With a lot of help from my family, I did manage to relax, we worked something out with the hotel and my in-laws to set my mind at ease (as much as was possible, under the circumstances, anyway), and I even enjoyed the remainder of our vacation. We made a lot of great memories, and I stopped regretting having planned the whole adventure.
So, what is the point of all this? What lesson did I learn? The big lesson was learning how true Luke 12 is:
And he said to his disciples, “Therefore I tell you, do not be anxious about your life, what you will eat, nor about your body, what you will put on. For life is more than food, and the body more than clothing. Consider the ravens: they neither sow nor reap, they have neither storehouse nor barn, and yet God feeds them. Of how much more value are you than the birds! And which of you by being anxious can add a single hour to his span of life? If then you are not able to do as small a thing as that, why are you anxious about the rest? Consider the lilies, how they grow: they neither toil nor spin, yet I tell you, even Solomon in all his glory was not arrayed like one of these. But if God so clothes the grass, which is alive in the field today, and tomorrow is thrown into the oven, how much more will he clothe you, O you of little faith!

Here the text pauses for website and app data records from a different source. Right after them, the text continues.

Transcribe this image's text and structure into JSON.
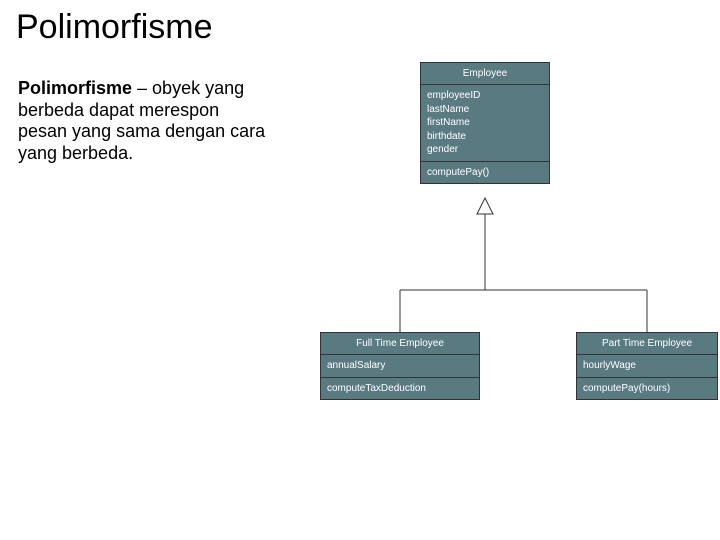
{
  "title": "Polimorfisme",
  "desc_bold": "Polimorfisme",
  "desc_rest": " – obyek yang berbeda dapat merespon pesan yang sama dengan cara yang berbeda.",
  "diagram": {
    "employee": {
      "name": "Employee",
      "attrs": [
        "employeeID",
        "lastName",
        "firstName",
        "birthdate",
        "gender"
      ],
      "ops": [
        "computePay()"
      ]
    },
    "fullTime": {
      "name": "Full Time Employee",
      "attrs": [
        "annualSalary"
      ],
      "ops": [
        "computeTaxDeduction"
      ]
    },
    "partTime": {
      "name": "Part Time Employee",
      "attrs": [
        "hourlyWage"
      ],
      "ops": [
        "computePay(hours)"
      ]
    }
  }
}
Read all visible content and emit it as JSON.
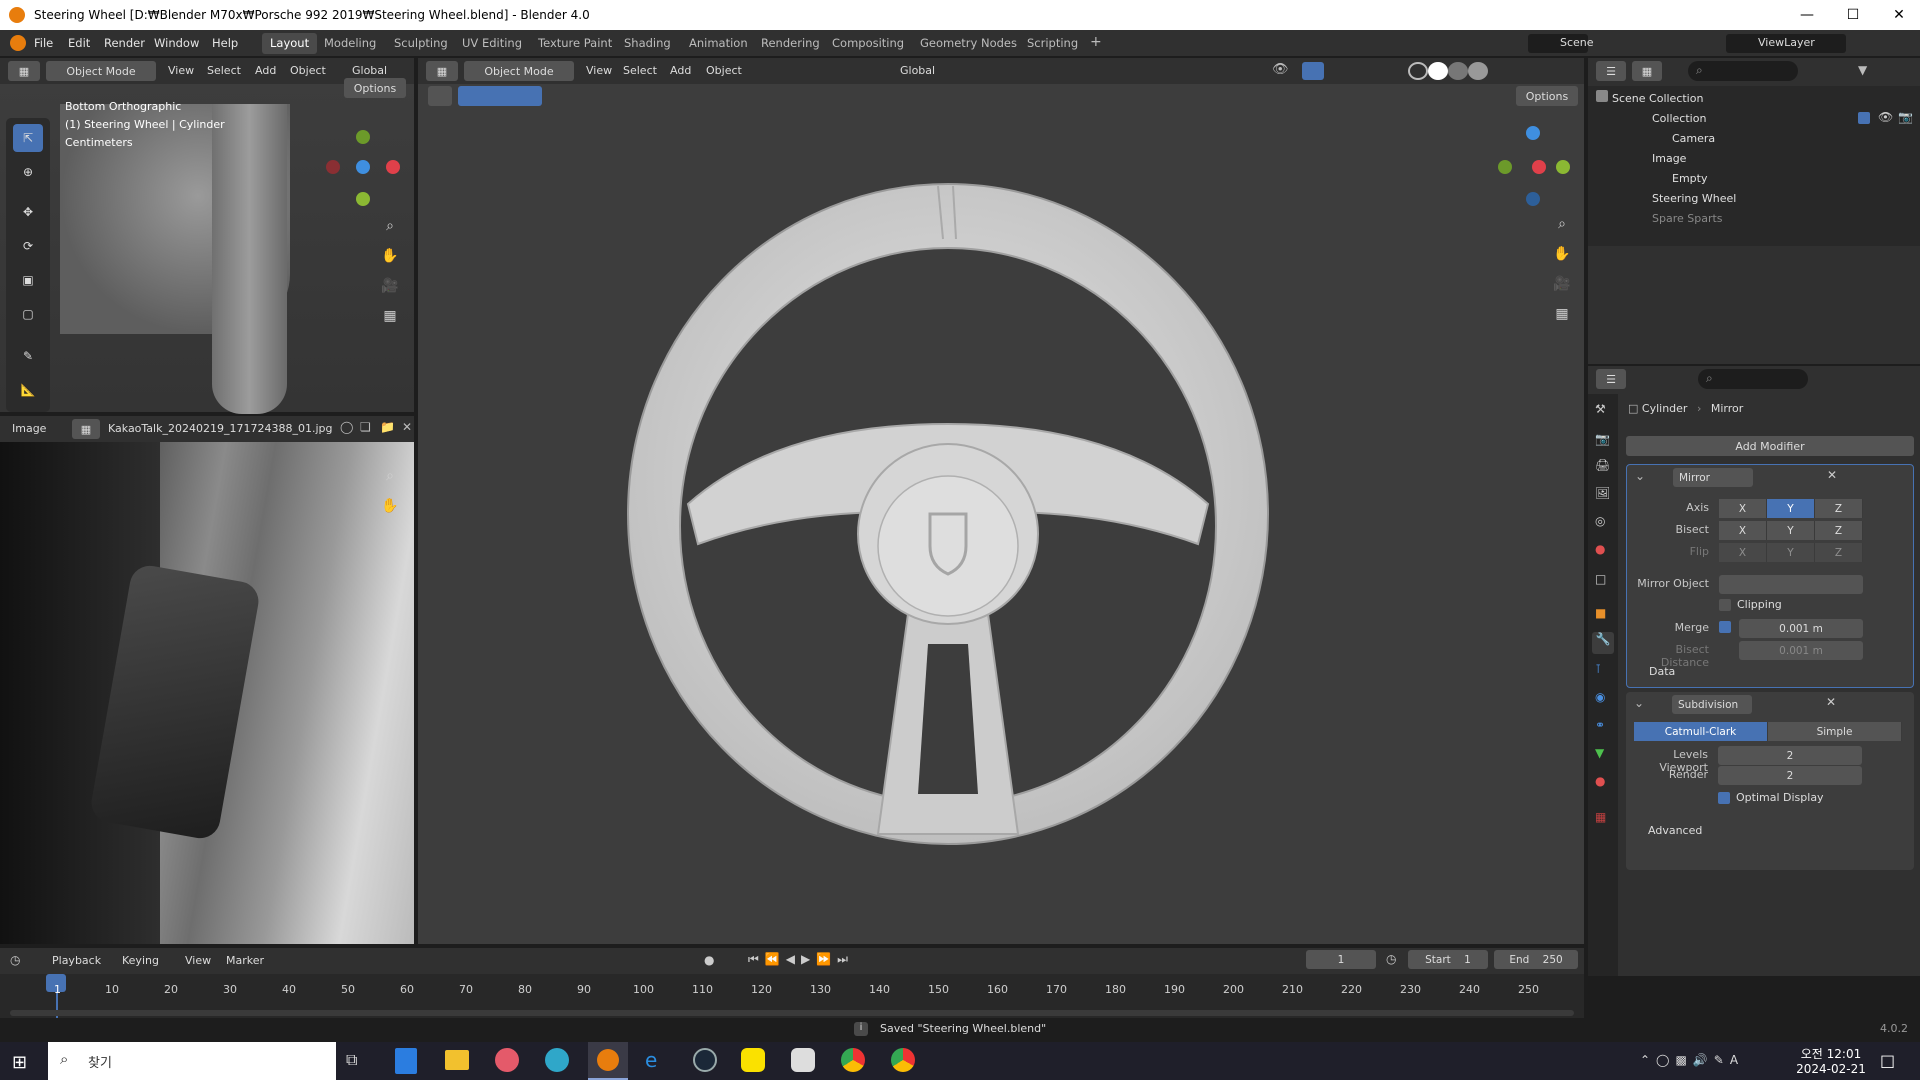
{
  "window": {
    "title": "Steering Wheel [D:₩Blender M70x₩Porsche 992 2019₩Steering Wheel.blend] - Blender 4.0"
  },
  "menu": {
    "items": [
      "File",
      "Edit",
      "Render",
      "Window",
      "Help"
    ]
  },
  "workspaces": [
    "Layout",
    "Modeling",
    "Sculpting",
    "UV Editing",
    "Texture Paint",
    "Shading",
    "Animation",
    "Rendering",
    "Compositing",
    "Geometry Nodes",
    "Scripting"
  ],
  "active_workspace": "Layout",
  "scene": {
    "name": "Scene",
    "view_layer": "ViewLayer"
  },
  "left_viewport": {
    "mode": "Object Mode",
    "menus": [
      "View",
      "Select",
      "Add",
      "Object"
    ],
    "orientation": "Global",
    "options": "Options",
    "overlay_title": "Bottom Orthographic",
    "overlay_object": "(1) Steering Wheel | Cylinder",
    "overlay_units": "Centimeters"
  },
  "image_editor": {
    "label": "Image",
    "filename": "KakaoTalk_20240219_171724388_01.jpg"
  },
  "main_viewport": {
    "mode": "Object Mode",
    "menus": [
      "View",
      "Select",
      "Add",
      "Object"
    ],
    "orientation": "Global",
    "options": "Options"
  },
  "outliner": {
    "items": [
      {
        "label": "Scene Collection",
        "indent": 0
      },
      {
        "label": "Collection",
        "indent": 1
      },
      {
        "label": "Camera",
        "indent": 2
      },
      {
        "label": "Image",
        "indent": 1
      },
      {
        "label": "Empty",
        "indent": 2
      },
      {
        "label": "Steering Wheel",
        "indent": 1
      },
      {
        "label": "Spare Sparts",
        "indent": 1
      }
    ]
  },
  "properties": {
    "breadcrumb_object": "Cylinder",
    "breadcrumb_modifier": "Mirror",
    "add_modifier": "Add Modifier",
    "mirror": {
      "name": "Mirror",
      "axis_label": "Axis",
      "bisect_label": "Bisect",
      "flip_label": "Flip",
      "x": "X",
      "y": "Y",
      "z": "Z",
      "mirror_object_label": "Mirror Object",
      "clipping_label": "Clipping",
      "merge_label": "Merge",
      "merge_value": "0.001 m",
      "bisect_distance_label": "Bisect Distance",
      "bisect_distance_value": "0.001 m",
      "data_label": "Data"
    },
    "subdivision": {
      "name": "Subdivision",
      "catmull": "Catmull-Clark",
      "simple": "Simple",
      "levels_viewport_label": "Levels Viewport",
      "levels_viewport": "2",
      "render_label": "Render",
      "render_value": "2",
      "optimal_label": "Optimal Display",
      "advanced_label": "Advanced"
    }
  },
  "timeline": {
    "menus": [
      "Playback",
      "Keying",
      "View",
      "Marker"
    ],
    "current_frame": "1",
    "start_label": "Start",
    "start": "1",
    "end_label": "End",
    "end": "250",
    "ticks": [
      "1",
      "10",
      "20",
      "30",
      "40",
      "50",
      "60",
      "70",
      "80",
      "90",
      "100",
      "110",
      "120",
      "130",
      "140",
      "150",
      "160",
      "170",
      "180",
      "190",
      "200",
      "210",
      "220",
      "230",
      "240",
      "250"
    ]
  },
  "status": {
    "message": "Saved \"Steering Wheel.blend\"",
    "version": "4.0.2"
  },
  "taskbar": {
    "search": "찾기",
    "time": "오전 12:01",
    "date": "2024-02-21"
  }
}
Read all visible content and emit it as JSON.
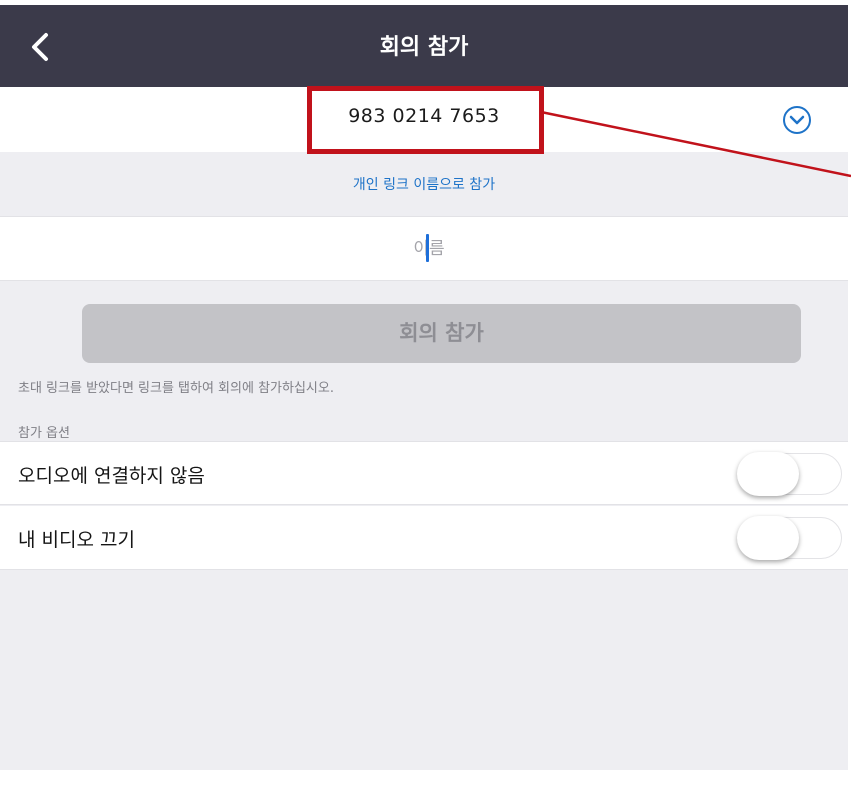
{
  "header": {
    "title": "회의 참가",
    "back_icon": "chevron-left-icon"
  },
  "meeting": {
    "id_value": "983 0214 7653",
    "dropdown_icon": "chevron-down-circle-icon"
  },
  "link_name_join_label": "개인 링크 이름으로 참가",
  "name_field": {
    "placeholder": "이름",
    "value": ""
  },
  "join_button_label": "회의 참가",
  "invite_hint": "초대 링크를 받았다면 링크를 탭하여 회의에 참가하십시오.",
  "options": {
    "header": "참가 옵션",
    "items": [
      {
        "label": "오디오에 연결하지 않음",
        "enabled": false
      },
      {
        "label": "내 비디오 끄기",
        "enabled": false
      }
    ]
  },
  "colors": {
    "navbar": "#3b3a4a",
    "link_blue": "#1e73c8",
    "annotation_red": "#c1121b",
    "disabled_button": "#c3c3c7"
  }
}
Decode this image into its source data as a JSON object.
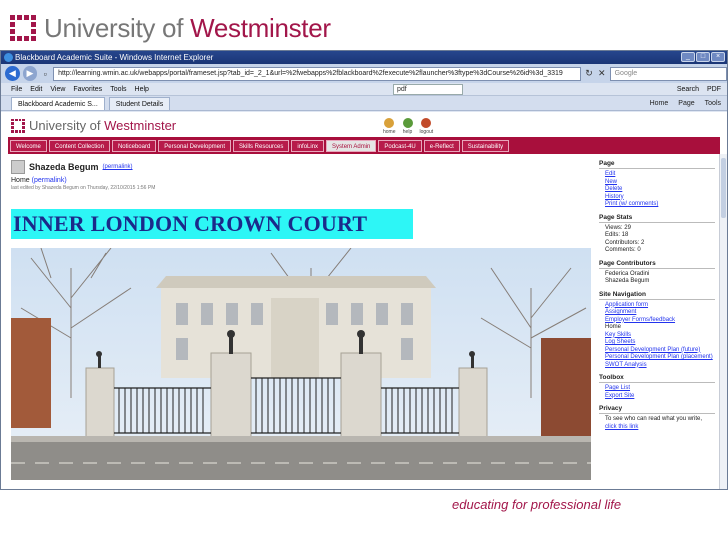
{
  "slide": {
    "logo_text_plain": "University of ",
    "logo_text_brand": "Westminster",
    "tagline": "educating for professional life"
  },
  "browser": {
    "title": "Blackboard Academic Suite - Windows Internet Explorer",
    "address": "http://learning.wmin.ac.uk/webapps/portal/frameset.jsp?tab_id=_2_1&url=%2fwebapps%2fblackboard%2fexecute%2flauncher%3ftype%3dCourse%26id%3d_3319",
    "search_placeholder": "Google",
    "menu": [
      "File",
      "Edit",
      "View",
      "Favorites",
      "Tools",
      "Help"
    ],
    "pdf_box": "pdf",
    "menu_right": [
      "Search",
      "PDF"
    ],
    "tabs": [
      "Blackboard Academic S...",
      "Student Details"
    ],
    "tab_tools": [
      "Home",
      "Page",
      "Tools"
    ]
  },
  "bb": {
    "logo_plain": "University of ",
    "logo_brand": "Westminster",
    "icons": [
      "home",
      "help",
      "logout"
    ],
    "nav": [
      "Welcome",
      "Content Collection",
      "Noticeboard",
      "Personal Development",
      "Skills Resources",
      "infoLinx",
      "System Admin",
      "Podcast-4U",
      "e-Reflect",
      "Sustainability"
    ]
  },
  "post": {
    "user": "Shazeda Begum",
    "permalink": "(permalink)",
    "home_label": "Home",
    "home_permalink": "(permalink)",
    "edited": "last edited by Shazeda Begum on Thursday, 22/10/2015 1:56 PM",
    "banner": "INNER LONDON CROWN COURT"
  },
  "sidebar": {
    "page": {
      "heading": "Page",
      "links": [
        "Edit",
        "New",
        "Delete",
        "History",
        "Print (w/ comments)"
      ]
    },
    "stats": {
      "heading": "Page Stats",
      "lines": [
        "Views: 29",
        "Edits: 18",
        "Contributors: 2",
        "Comments: 0"
      ]
    },
    "contributors": {
      "heading": "Page Contributors",
      "lines": [
        "Federica Oradini",
        "Shazeda Begum"
      ]
    },
    "site_nav": {
      "heading": "Site Navigation",
      "links": [
        "Application form",
        "Assignment",
        "Employer Forms/feedback",
        "Home",
        "Key Skills",
        "Log Sheets",
        "Personal Development Plan (future)",
        "Personal Development Plan (placement)",
        "SWOT Analysis"
      ]
    },
    "toolbox": {
      "heading": "Toolbox",
      "links": [
        "Page List",
        "Export Site"
      ]
    },
    "privacy": {
      "heading": "Privacy",
      "lines": [
        "To see who can read what you write,"
      ],
      "link": "click this link"
    }
  }
}
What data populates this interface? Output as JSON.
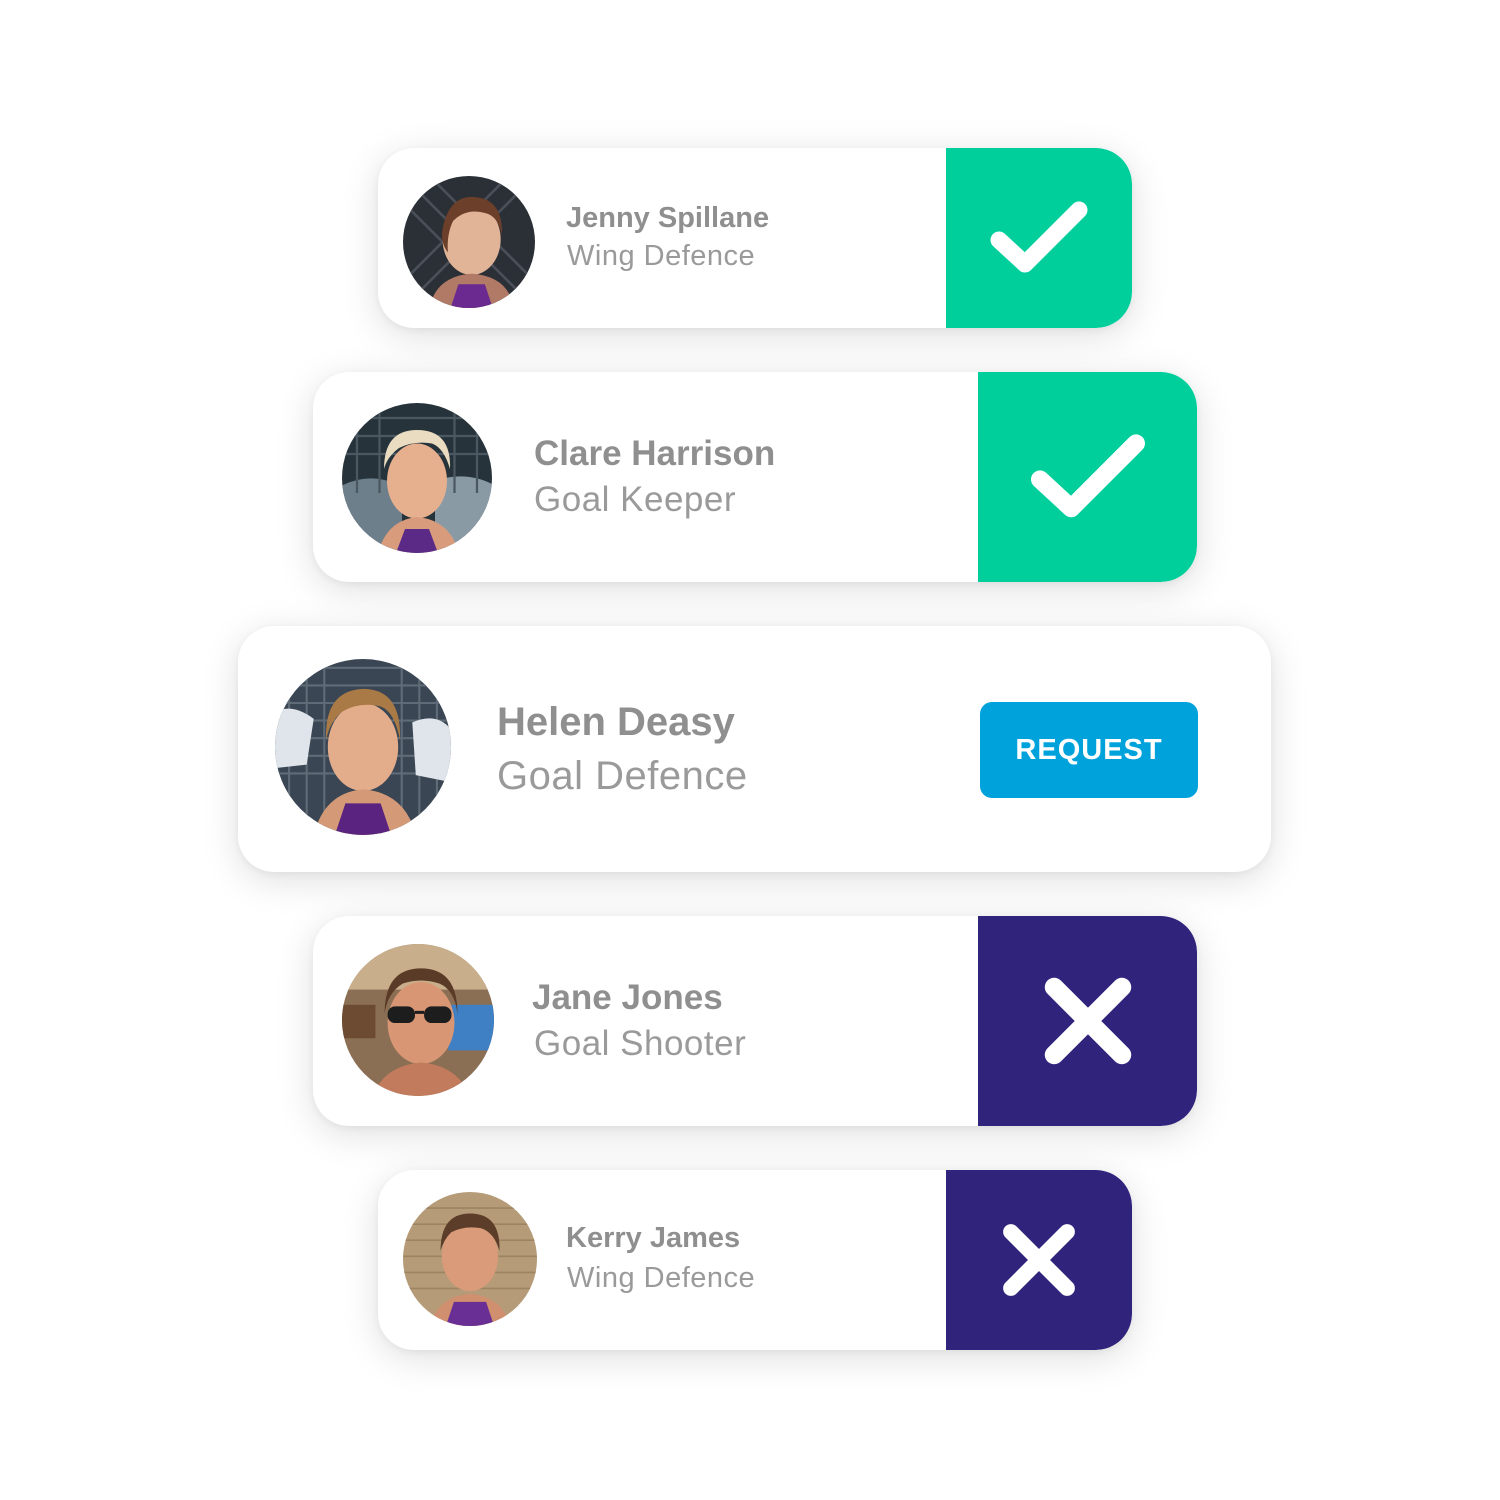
{
  "colors": {
    "accepted": "#00cf9c",
    "declined": "#30237c",
    "request": "#00a2dc",
    "name_text": "#8f8f8f",
    "role_text": "#9a9a9a"
  },
  "players": [
    {
      "name": "Jenny Spillane",
      "position": "Wing Defence",
      "status": "accepted",
      "status_icon": "check-icon"
    },
    {
      "name": "Clare Harrison",
      "position": "Goal Keeper",
      "status": "accepted",
      "status_icon": "check-icon"
    },
    {
      "name": "Helen Deasy",
      "position": "Goal Defence",
      "status": "pending",
      "action_label": "REQUEST"
    },
    {
      "name": "Jane Jones",
      "position": "Goal Shooter",
      "status": "declined",
      "status_icon": "close-icon"
    },
    {
      "name": "Kerry James",
      "position": "Wing Defence",
      "status": "declined",
      "status_icon": "close-icon"
    }
  ]
}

Now, I know this passage isn’t talking about vacations. But it kept coming to my mind while we were dealing with all these issues on our trip, and I was constantly reminded that God is always in control, no matter how hard I try to take control myself. My planning, obsessing, and pleading before our trip didn’t change anything about it, didn’t add any time to it, didn’t prevent any of the bad things that happened, and panicking in the midst of our troubles also served no good purpose. But, God was in control of it all, and watching out for our family the entire time (as is evidenced by the fact that we survived our trek down the mountain with bad brakes and no accident!) We had a wonderful time together…probably the best time we’ve ever had, in spite of our difficulties. Thanks be to God! I am left to wonder, though, what would have happened if I had relinquished control a bit more, or a bit sooner, if I had noticed how God was blessing us and watching over us even earlier. But I know for the next time, and hopefully I have learned that I don’t need to control every aspect, every minute, every thing, because God is already there, and He cares for us even more than I can imagine!